Quality of Life and Stigmatization Profile in a Cohort of Vitiligo Patients and Effect of the Use of Camouflage

Dermatology. 2005;210(4):279-85. doi: 10.1159/000084751.


Background: Few studies have paid attention to the effects of treatment interventions on the psychosocial consequences of vitiligo.

Objectives: To quantify and analyse the psychosocial benefit of the use of camouflage in vitiligo patients.

Patients and methods: 78 vitiligo patients completed the Dermatology Life Quality Index (DLQI) and an adapted stigmatization questionnaire, and 62 of them completed the DLQI after at least a 1-month use of camouflage.

Results: The initial mean overall DLQI score (n = 78) is 6.9 (SD 5.6). The mean global stigmatization score is 38%. Disease extent and disease severity are strong predictors of the DLQI (p < 0.0001). Vitiligo on the face/head/neck substantially affects the DLQI, independently of degree of involvement.
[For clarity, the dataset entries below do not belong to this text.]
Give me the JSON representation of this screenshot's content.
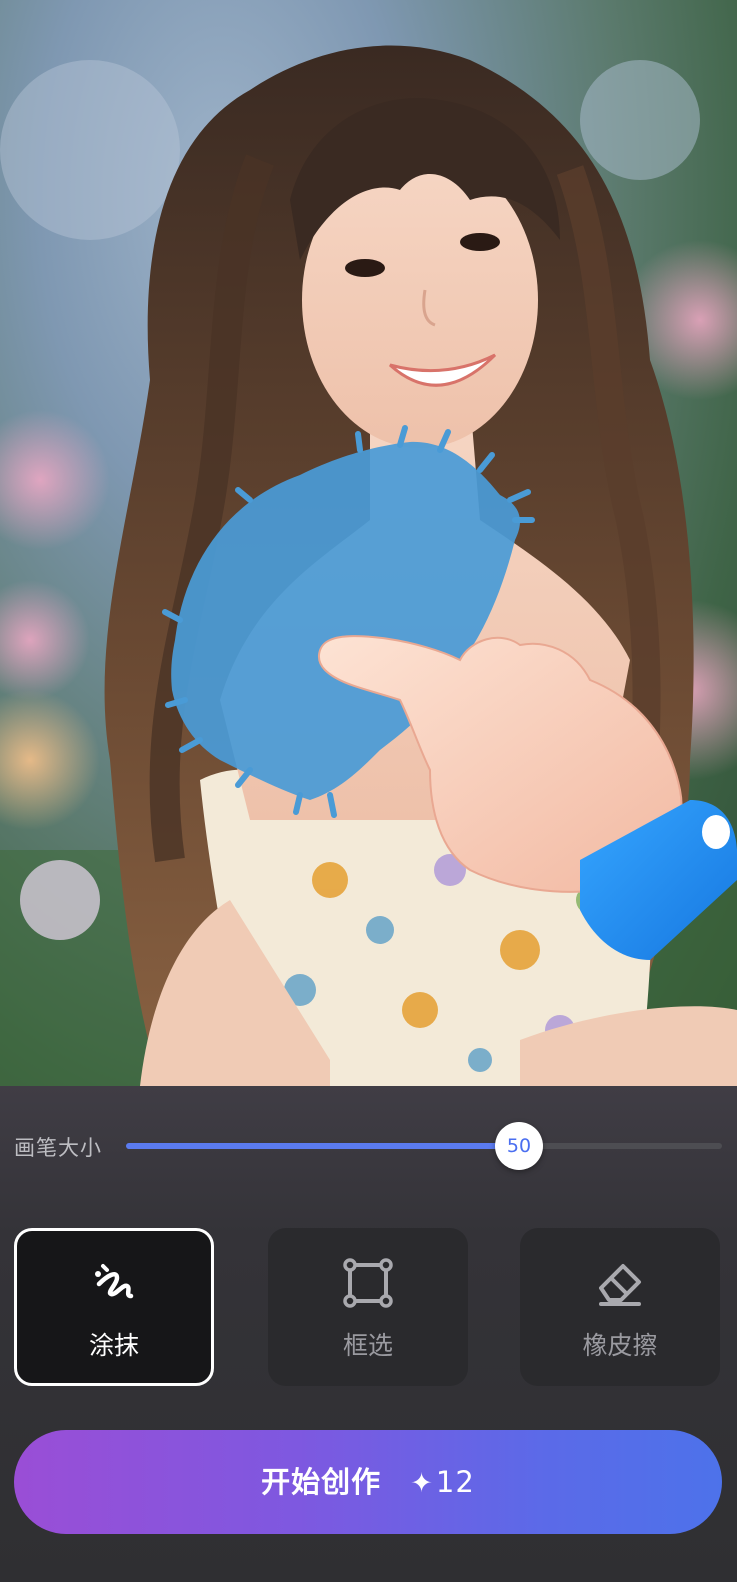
{
  "colors": {
    "accent": "#5b7bf0",
    "brush_mask": "#4a9bd6",
    "button_gradient_start": "#9a4ed6",
    "button_gradient_end": "#4d72ea",
    "panel_bg": "#2f2f32"
  },
  "canvas": {
    "content": "portrait photo",
    "overlay": "blue brush mask",
    "hint": "pointing-hand-icon"
  },
  "brush_size": {
    "label": "画笔大小",
    "value": "50",
    "level_fraction": 0.66
  },
  "tools": [
    {
      "label": "涂抹",
      "icon": "smear-brush-icon",
      "active": true
    },
    {
      "label": "框选",
      "icon": "box-select-icon",
      "active": false
    },
    {
      "label": "橡皮擦",
      "icon": "eraser-icon",
      "active": false
    }
  ],
  "start_button": {
    "label": "开始创作",
    "icon": "sparkle-icon",
    "cost": "12"
  }
}
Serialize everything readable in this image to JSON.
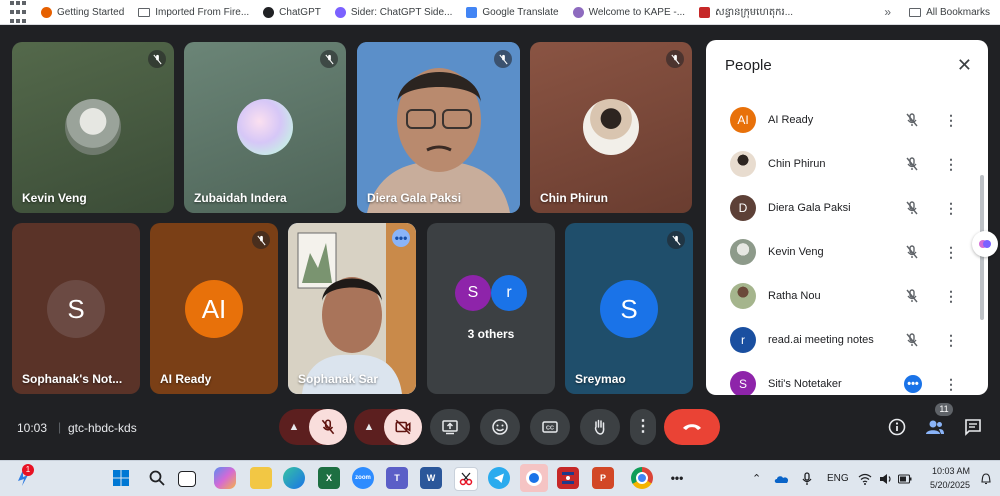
{
  "bookmarks": {
    "items": [
      {
        "label": "Getting Started",
        "icon": "firefox-icon",
        "color": "#e66000"
      },
      {
        "label": "Imported From Fire...",
        "icon": "folder-icon"
      },
      {
        "label": "ChatGPT",
        "icon": "chatgpt-icon",
        "color": "#202124"
      },
      {
        "label": "Sider: ChatGPT Side...",
        "icon": "sider-icon",
        "color": "#7b61ff"
      },
      {
        "label": "Google Translate",
        "icon": "translate-icon",
        "color": "#4285f4"
      },
      {
        "label": "Welcome to KAPE -...",
        "icon": "kape-icon",
        "color": "#8e6bbf"
      },
      {
        "label": "សន្ធានក្រុមហេតុករ...",
        "icon": "khmer-site-icon",
        "color": "#c62828"
      }
    ],
    "all_bookmarks": "All Bookmarks"
  },
  "tiles": [
    {
      "name": "Kevin Veng",
      "bg": "#4b6043",
      "muted": true
    },
    {
      "name": "Zubaidah Indera",
      "bg": "#5c7366",
      "muted": true
    },
    {
      "name": "Diera Gala Paksi",
      "bg": "#5b8fc9",
      "muted": true
    },
    {
      "name": "Chin Phirun",
      "bg": "#7a4a3a",
      "muted": true
    },
    {
      "name": "Sophanak's Not...",
      "bg": "#5a3328",
      "initial": "S",
      "avatar_color": "#6b4a43",
      "muted": false
    },
    {
      "name": "AI Ready",
      "bg": "#7a3f16",
      "initial": "AI",
      "avatar_color": "#e8710a",
      "muted": true
    },
    {
      "name": "Sophanak Sar",
      "bg": "#b9b2a0",
      "muted": false,
      "more": "•••"
    },
    {
      "name": "3 others",
      "bg": "#3c4043",
      "avatars": [
        {
          "initial": "S",
          "color": "#8e24aa"
        },
        {
          "initial": "r",
          "color": "#1a73e8"
        }
      ]
    },
    {
      "name": "Sreymao",
      "bg": "#1f4e6b",
      "initial": "S",
      "avatar_color": "#1a73e8",
      "muted": true
    }
  ],
  "panel": {
    "title": "People",
    "people": [
      {
        "name": "AI Ready",
        "initial": "AI",
        "color": "#e8710a",
        "muted": true
      },
      {
        "name": "Chin Phirun",
        "photo": true,
        "color": "#c9b8a6",
        "muted": true
      },
      {
        "name": "Diera Gala Paksi",
        "initial": "D",
        "color": "#5d4037",
        "muted": true
      },
      {
        "name": "Kevin Veng",
        "photo": true,
        "color": "#8d9a8a",
        "muted": true
      },
      {
        "name": "Ratha Nou",
        "photo": true,
        "color": "#a5b58d",
        "muted": true
      },
      {
        "name": "read.ai meeting notes",
        "initial": "r",
        "color": "#1a4fa0",
        "muted": true
      },
      {
        "name": "Siti's Notetaker",
        "initial": "S",
        "color": "#8e24aa",
        "speaking": true
      }
    ]
  },
  "toolbar": {
    "time": "10:03",
    "separator": "|",
    "meeting_code": "gtc-hbdc-kds",
    "people_count": "11"
  },
  "taskbar": {
    "notification_count": "1",
    "language": "ENG",
    "time": "10:03 AM",
    "date": "5/20/2025",
    "overflow": "•••"
  }
}
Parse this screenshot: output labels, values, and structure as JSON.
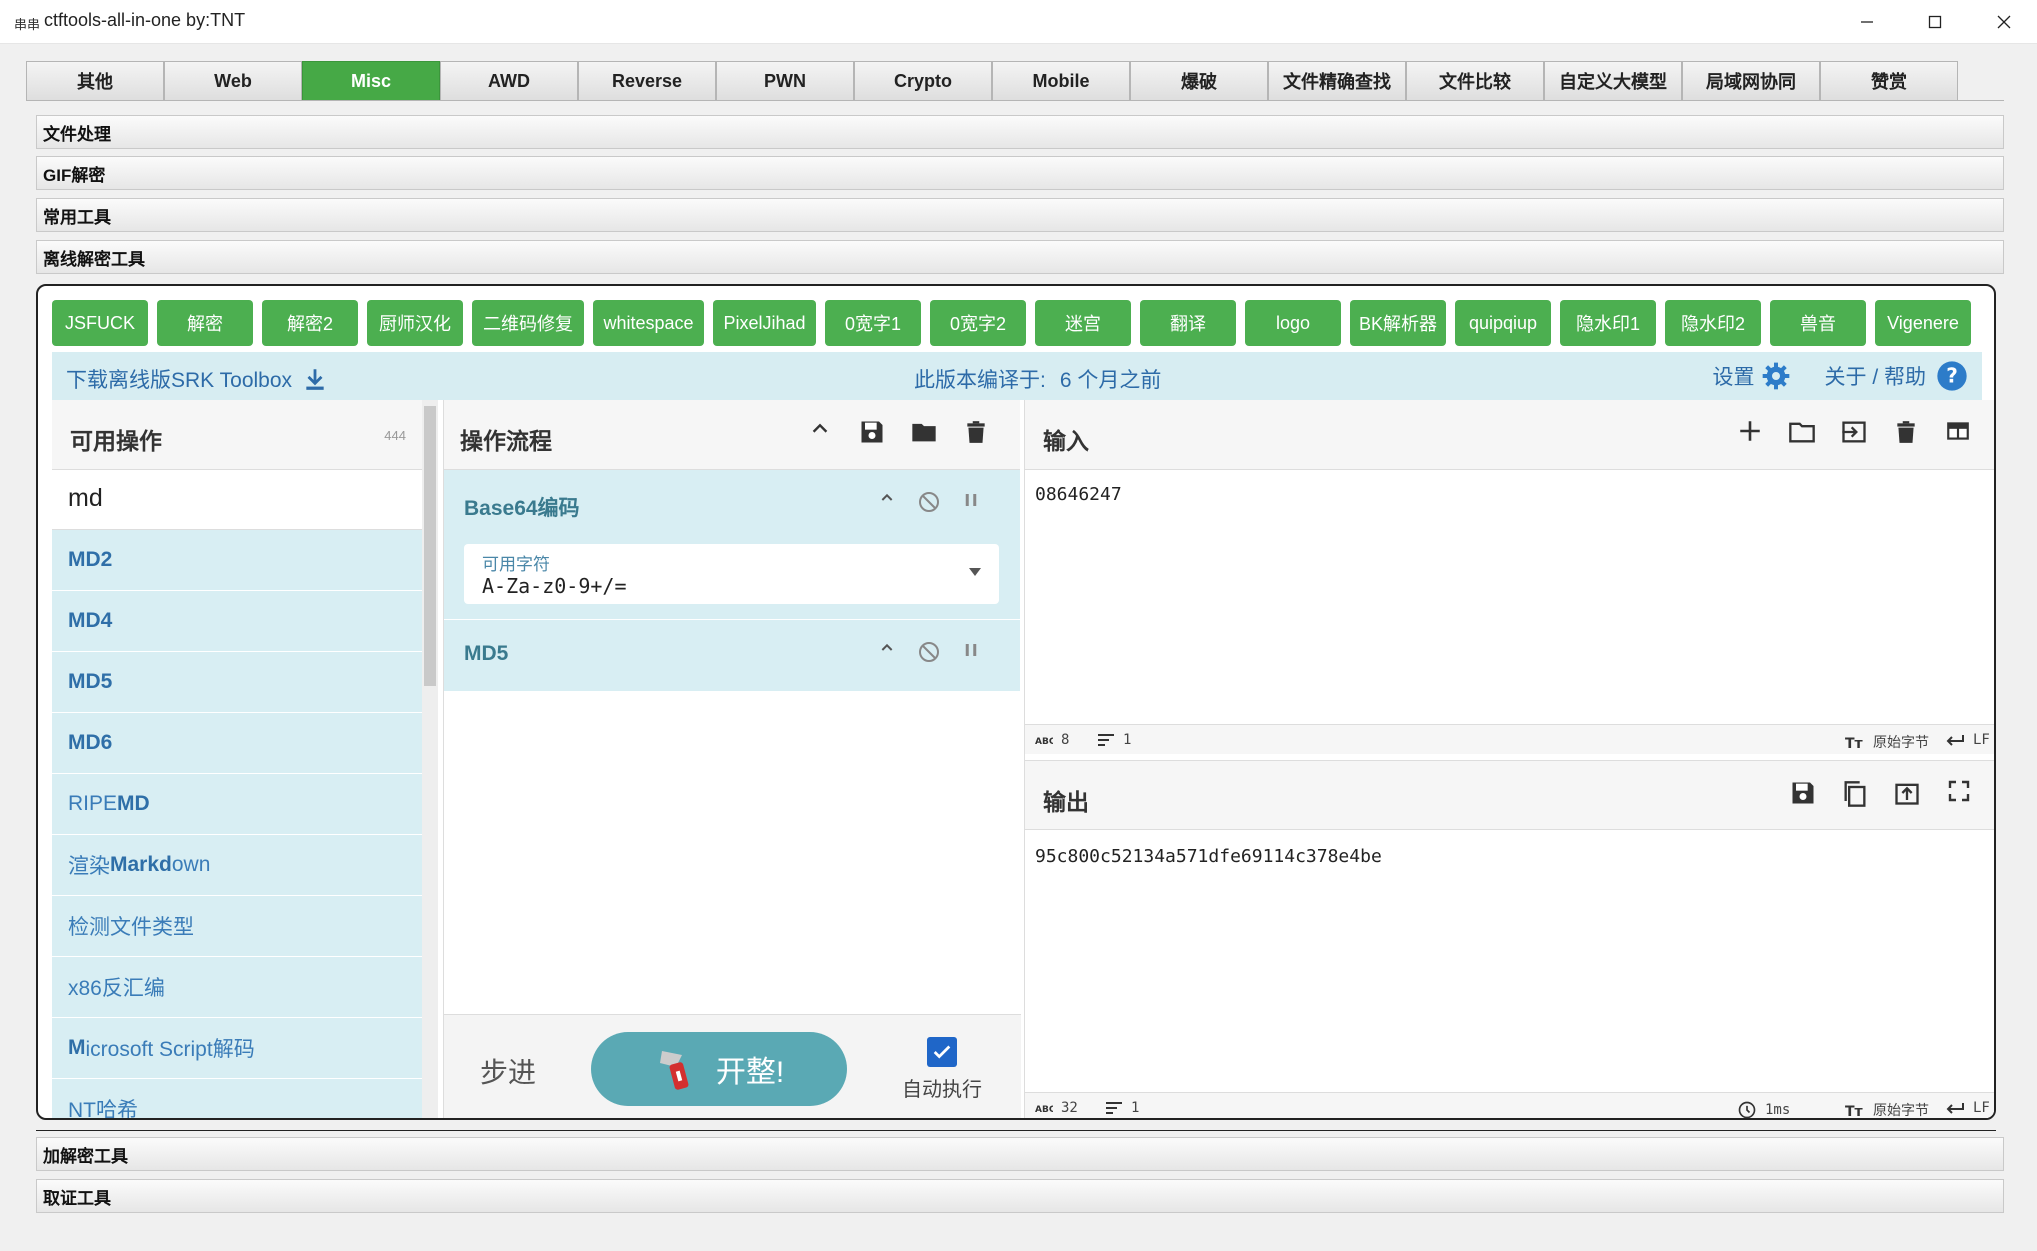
{
  "window": {
    "app_icon": "串串",
    "title": "ctftools-all-in-one   by:TNT"
  },
  "tabs": [
    "其他",
    "Web",
    "Misc",
    "AWD",
    "Reverse",
    "PWN",
    "Crypto",
    "Mobile",
    "爆破",
    "文件精确查找",
    "文件比较",
    "自定义大模型",
    "局域网协同",
    "赞赏"
  ],
  "active_tab": "Misc",
  "accordions": {
    "a1": "文件处理",
    "a2": "GIF解密",
    "a3": "常用工具",
    "a4": "离线解密工具",
    "a5": "加解密工具",
    "a6": "取证工具"
  },
  "tools": [
    "JSFUCK",
    "解密",
    "解密2",
    "厨师汉化",
    "二维码修复",
    "whitespace",
    "PixelJihad",
    "0宽字1",
    "0宽字2",
    "迷宫",
    "翻译",
    "logo",
    "BK解析器",
    "quipqiup",
    "隐水印1",
    "隐水印2",
    "兽音",
    "Vigenere"
  ],
  "infobar": {
    "download": "下载离线版SRK Toolbox",
    "version_label": "此版本编译于:",
    "version_value": "6 个月之前",
    "settings": "设置",
    "about": "关于 / 帮助"
  },
  "operations": {
    "title": "可用操作",
    "count": "444",
    "search_value": "md",
    "items": [
      {
        "pre": "",
        "hl": "MD2",
        "post": ""
      },
      {
        "pre": "",
        "hl": "MD4",
        "post": ""
      },
      {
        "pre": "",
        "hl": "MD5",
        "post": ""
      },
      {
        "pre": "",
        "hl": "MD6",
        "post": ""
      },
      {
        "pre": "RIPE",
        "hl": "MD",
        "post": ""
      },
      {
        "pre": "渲染",
        "hl": "Markd",
        "post": "own"
      },
      {
        "pre": "检测文件类型",
        "hl": "",
        "post": ""
      },
      {
        "pre": "x86反汇编",
        "hl": "",
        "post": ""
      },
      {
        "pre": "",
        "hl": "M",
        "post": "icrosoft Script解码"
      },
      {
        "pre": "NT哈希",
        "hl": "",
        "post": ""
      }
    ]
  },
  "recipe": {
    "title": "操作流程",
    "op1": {
      "name": "Base64编码",
      "arg_label": "可用字符",
      "arg_value": "A-Za-z0-9+/="
    },
    "op2": {
      "name": "MD5"
    },
    "step": "步进",
    "bake": "开整!",
    "auto": "自动执行"
  },
  "input": {
    "title": "输入",
    "value": "08646247",
    "chars": "8",
    "lines": "1",
    "encoding": "原始字节",
    "eol": "LF"
  },
  "output": {
    "title": "输出",
    "value": "95c800c52134a571dfe69114c378e4be",
    "chars": "32",
    "lines": "1",
    "time": "1ms",
    "encoding": "原始字节",
    "eol": "LF"
  },
  "colors": {
    "accent_green": "#46a946",
    "panel_blue": "#d8eef3",
    "link_blue": "#2d6ba8",
    "bake_teal": "#5aa9b4"
  },
  "icons": [
    "minimize-icon",
    "maximize-icon",
    "close-icon",
    "download-icon",
    "gear-icon",
    "help-icon",
    "chevron-up-icon",
    "save-icon",
    "folder-icon",
    "trash-icon",
    "disable-icon",
    "pause-icon",
    "caret-down-icon",
    "plus-icon",
    "import-icon",
    "layout-icon",
    "copy-icon",
    "replace-input-icon",
    "fullscreen-icon",
    "clock-icon",
    "checkbox-icon",
    "knife-icon"
  ]
}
The mean DLQI score before and after use of camouflage (n = 62) is 7.3 (SD 5.6) and 5.9 (SD 5.2; p = 0.006). Mainly the high-scoring items 'feelings of embarrassment and self consciousness' and 'choice of clothing' improve. Predictors of improvement are higher DLQI scores (p = 0.0005) and higher total severity scores (p = 0.03).

Conclusions: Camouflage can be recommended, particularly in patients with higher DLQI scores or self-assessed disease severity. Patients with minor involvement of the face benefit from camouflage.

Publication types

  • Research Support, Non-U.S. Gov't

MeSH terms

  • Adaptation, Psychological
  • Adolescent
  • Adult
  • Aged
  • Belgium
  • Cohort Studies
  • Female
  • Humans
  • Male
  • Middle Aged
  • Prognosis
  • Protective Clothing*
  • Psychology
  • Quality of Life*
  • Risk Assessment
  • Sickness Impact Profile
  • Stereotyping*
  • Stress, Psychological
  • Surveys and Questionnaires
  • Treatment Outcome
  • Vitiligo / diagnosis
  • Vitiligo / psychology*
  • Vitiligo / therapy